=== Entries supplied ===

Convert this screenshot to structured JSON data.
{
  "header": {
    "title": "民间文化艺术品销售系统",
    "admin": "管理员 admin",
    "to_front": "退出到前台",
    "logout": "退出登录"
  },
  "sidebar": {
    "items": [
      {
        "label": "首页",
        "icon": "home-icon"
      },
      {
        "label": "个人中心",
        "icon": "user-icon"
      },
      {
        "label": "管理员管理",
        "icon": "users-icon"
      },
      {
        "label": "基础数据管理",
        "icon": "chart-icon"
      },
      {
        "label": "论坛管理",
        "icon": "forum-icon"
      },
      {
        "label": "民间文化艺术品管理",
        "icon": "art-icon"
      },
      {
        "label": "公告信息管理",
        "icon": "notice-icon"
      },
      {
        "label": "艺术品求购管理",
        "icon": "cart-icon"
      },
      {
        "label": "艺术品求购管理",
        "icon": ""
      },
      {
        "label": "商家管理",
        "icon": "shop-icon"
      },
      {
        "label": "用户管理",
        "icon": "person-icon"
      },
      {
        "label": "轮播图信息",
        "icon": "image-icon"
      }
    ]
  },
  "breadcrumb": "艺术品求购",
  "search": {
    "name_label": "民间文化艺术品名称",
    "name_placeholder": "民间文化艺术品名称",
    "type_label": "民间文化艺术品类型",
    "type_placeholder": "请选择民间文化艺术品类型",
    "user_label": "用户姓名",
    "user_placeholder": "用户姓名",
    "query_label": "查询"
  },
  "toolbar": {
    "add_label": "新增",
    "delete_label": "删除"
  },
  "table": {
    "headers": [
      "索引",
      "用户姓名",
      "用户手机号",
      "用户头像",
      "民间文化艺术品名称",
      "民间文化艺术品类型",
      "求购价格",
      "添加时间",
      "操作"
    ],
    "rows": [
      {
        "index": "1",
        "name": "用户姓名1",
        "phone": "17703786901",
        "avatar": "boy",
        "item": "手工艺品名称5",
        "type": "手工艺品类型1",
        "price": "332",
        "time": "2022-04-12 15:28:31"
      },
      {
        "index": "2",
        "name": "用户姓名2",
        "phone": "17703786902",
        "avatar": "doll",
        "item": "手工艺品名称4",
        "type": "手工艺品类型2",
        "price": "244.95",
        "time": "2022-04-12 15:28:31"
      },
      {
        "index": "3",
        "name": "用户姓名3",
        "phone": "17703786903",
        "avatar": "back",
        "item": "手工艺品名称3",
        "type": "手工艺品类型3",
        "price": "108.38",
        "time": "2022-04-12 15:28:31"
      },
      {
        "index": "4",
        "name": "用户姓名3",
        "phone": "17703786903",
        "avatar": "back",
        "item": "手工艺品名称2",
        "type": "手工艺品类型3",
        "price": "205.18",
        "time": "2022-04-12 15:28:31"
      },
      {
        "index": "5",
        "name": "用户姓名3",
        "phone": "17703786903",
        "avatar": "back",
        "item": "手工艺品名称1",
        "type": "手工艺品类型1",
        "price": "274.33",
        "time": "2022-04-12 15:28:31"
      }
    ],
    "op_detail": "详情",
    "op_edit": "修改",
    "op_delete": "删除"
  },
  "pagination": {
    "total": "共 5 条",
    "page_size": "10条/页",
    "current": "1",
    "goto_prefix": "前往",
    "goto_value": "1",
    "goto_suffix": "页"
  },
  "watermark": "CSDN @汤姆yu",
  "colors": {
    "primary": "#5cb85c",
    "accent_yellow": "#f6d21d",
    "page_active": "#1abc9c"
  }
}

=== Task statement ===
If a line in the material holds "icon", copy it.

=== Output of the task ===
        "icon": "home-icon"
        "icon": "user-icon"
        "icon": "users-icon"
        "icon": "chart-icon"
        "icon": "forum-icon"
        "icon": "art-icon"
        "icon": "notice-icon"
        "icon": "cart-icon"
        "icon": ""
        "icon": "shop-icon"
        "icon": "person-icon"
        "icon": "image-icon"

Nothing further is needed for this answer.